An augmented-reality app that "translates" grown-up newspapers for children has been developed in Japan.
The Tokyo Shimbun, one of the country's biggest daily titles, has worked with advertising firm Dentsu to create the AR News software.
It allows children to hold a smartphone over the newspaper to see a child-friendly version of the text.
In a promotional video, Dentsu said the app could "create a future for the old media newspaper".
"Newspapers were not made for children," the clip said.
"If newspapers became readable to children, they will contribute to family communication and child's education."
The demo video shows a father laying a newspaper out on a table as the child holds his smartphone over the page. Cartoon characters appear on the screen, explaining stories and drawing attention to important words.
"Difficult articles and social problems, economy and politics became interesting subjects for children," Dentsu said.
"The newspapers became a media read by both parent and child. And also an educational tool for children."
Paul Bradshaw, university lecturer and blogger on new technology in journalism, told the BBC he was impressed with the idea.
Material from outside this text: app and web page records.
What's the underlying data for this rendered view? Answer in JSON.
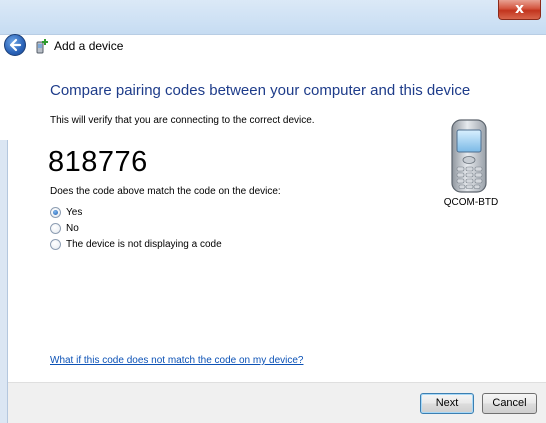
{
  "window": {
    "close_label": "x"
  },
  "nav": {
    "title": "Add a device"
  },
  "main": {
    "heading": "Compare pairing codes between your computer and this device",
    "subtitle": "This will verify that you are connecting to the correct device.",
    "code": "818776",
    "question": "Does the code above match the code on the device:",
    "options": [
      {
        "label": "Yes",
        "checked": true
      },
      {
        "label": "No",
        "checked": false
      },
      {
        "label": "The device is not displaying a code",
        "checked": false
      }
    ],
    "device_name": "QCOM-BTD",
    "help_link": "What if this code does not match the code on my device?"
  },
  "footer": {
    "next_label": "Next",
    "cancel_label": "Cancel"
  },
  "colors": {
    "heading": "#1e3c8a",
    "link": "#0c52b6",
    "close_button": "#c2341d"
  },
  "icons": {
    "back": "back-arrow-icon",
    "add_device": "add-device-icon",
    "device": "mobile-phone-icon"
  }
}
"What it's really about is something that's been talked about for a long time, about content being presented in different ways depending on who the user is," he said.
"It means two versions of the content - a grown-up one and the kids one. That has enormous potential. It also tackles a big gap in young readership.
"Are kids going to be interested in the same subjects as adults, even when treated differently? That's a nut to crack."